For those who are unconcerned about the environmental or human impacts, this number may not be cause for alarm. But for the millions of people who have developed an array of health issues linked to gluten sensitivity, the assault of foods laden with glyphosate and Bt-toxin is a critical issue.
The rise of gluten intolerance
It’s estimated that some 20 million people in the United States are classified as non-celiac gluten-sensitive, which is approximately 6-7% of the general population. However, Dr. Ford, a pediatrician in New Zealand and author of The Gluten Syndrome, and Dr. Fine, a gastroenterologist, both believe the rate of gluten intolerance could be closer to 50% of the population.

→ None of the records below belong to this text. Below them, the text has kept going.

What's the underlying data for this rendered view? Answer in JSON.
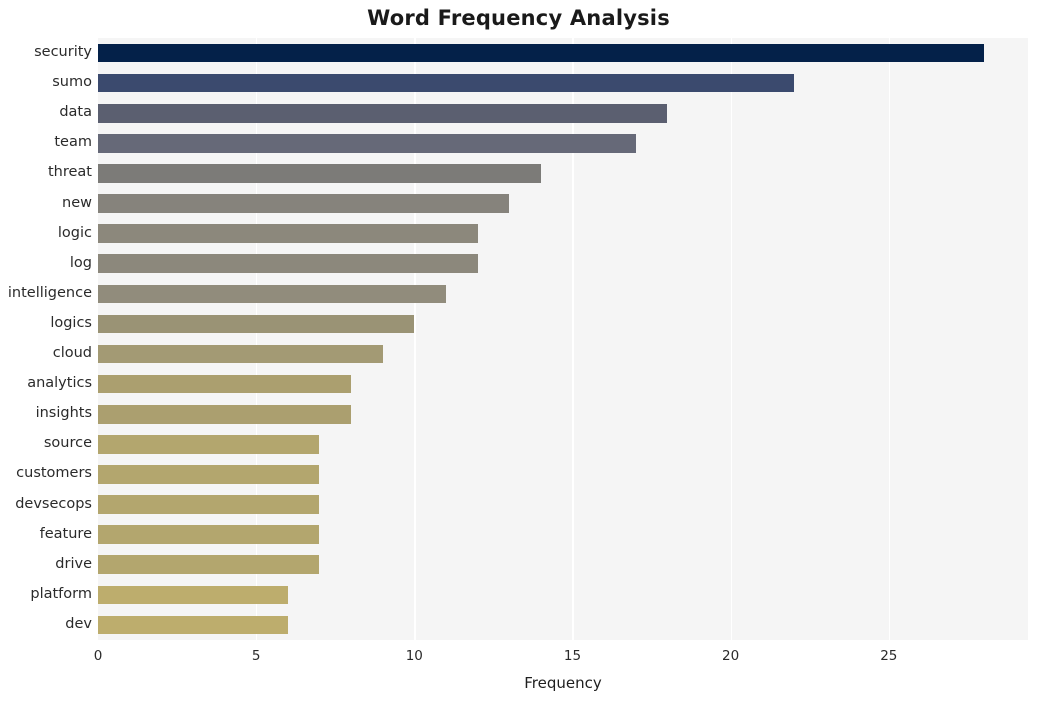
{
  "chart_data": {
    "type": "bar",
    "orientation": "horizontal",
    "title": "Word Frequency Analysis",
    "xlabel": "Frequency",
    "ylabel": "",
    "categories": [
      "security",
      "sumo",
      "data",
      "team",
      "threat",
      "new",
      "logic",
      "log",
      "intelligence",
      "logics",
      "cloud",
      "analytics",
      "insights",
      "source",
      "customers",
      "devsecops",
      "feature",
      "drive",
      "platform",
      "dev"
    ],
    "values": [
      28,
      22,
      18,
      17,
      14,
      13,
      12,
      12,
      11,
      10,
      9,
      8,
      8,
      7,
      7,
      7,
      7,
      7,
      6,
      6
    ],
    "bar_colors": [
      "#042149",
      "#3b4a6e",
      "#5b5f70",
      "#666978",
      "#7c7b78",
      "#86837c",
      "#8c887c",
      "#8c887c",
      "#918c7c",
      "#9a9375",
      "#a39a74",
      "#ab9f6f",
      "#ab9f6f",
      "#b3a66e",
      "#b3a66e",
      "#b3a66e",
      "#b3a66e",
      "#b3a66e",
      "#bdad6d",
      "#bdad6d"
    ],
    "xlim": [
      0,
      29.4
    ],
    "xticks": [
      0,
      5,
      10,
      15,
      20,
      25
    ],
    "xticklabels": [
      "0",
      "5",
      "10",
      "15",
      "20",
      "25"
    ],
    "grid": true,
    "grid_color": "#ffffff",
    "plot_background": "#f5f5f5",
    "figure_background": "#ffffff",
    "legend": null
  }
}
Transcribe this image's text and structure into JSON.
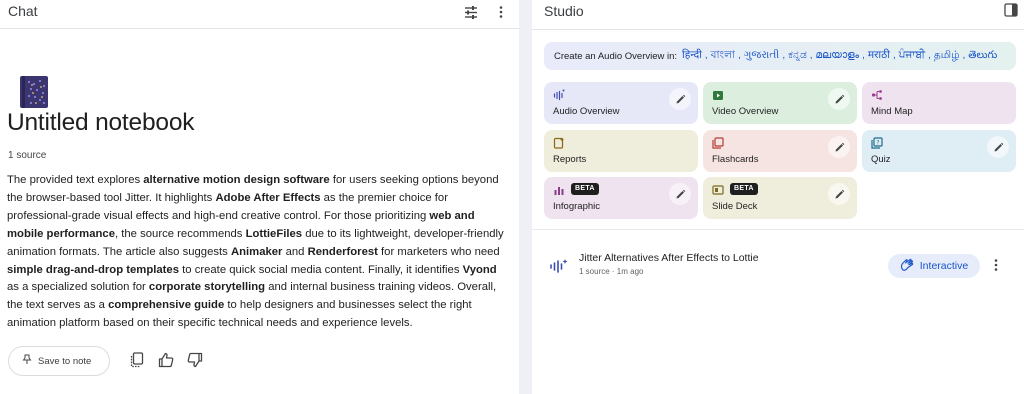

There are so many people who are sick,” Dr. Ford says. “At least 10% are gluten-sensitive, and it’s probably more like 30%. I was sticking my neck out years ago when I said at least 10% of the population is gluten-sensitive. My medical colleagues were saying gluten sensitivity didn’t exist. We’ll probably find it’s more than 50% when we finally settle on a number.
Moreover, a 2009 study Increased Prevalence and Mortality in Undiagnosed Celiac Disease was published in the journal Gastroenterology, which found that there has been a four-fold increase of undiagnosed celiac disease in the U.S. since the 1950’s.
Celiac disease is a serious autoimmune disorder resulting from the ingestion of gluten containing grains (wheat, spelt, rye, barley and cross-contaminated oats). Symptoms include diarrhea, nausea, skin rashes, anemia and depression. Associated with numerous nutritional deficiencies, it can cause reproductive issues along with increased risk of cancer, thyroid disease and kidney failure.
What has happened in the last sixty years that could account for such a sharp increase in gluten intolerance and celiac disease?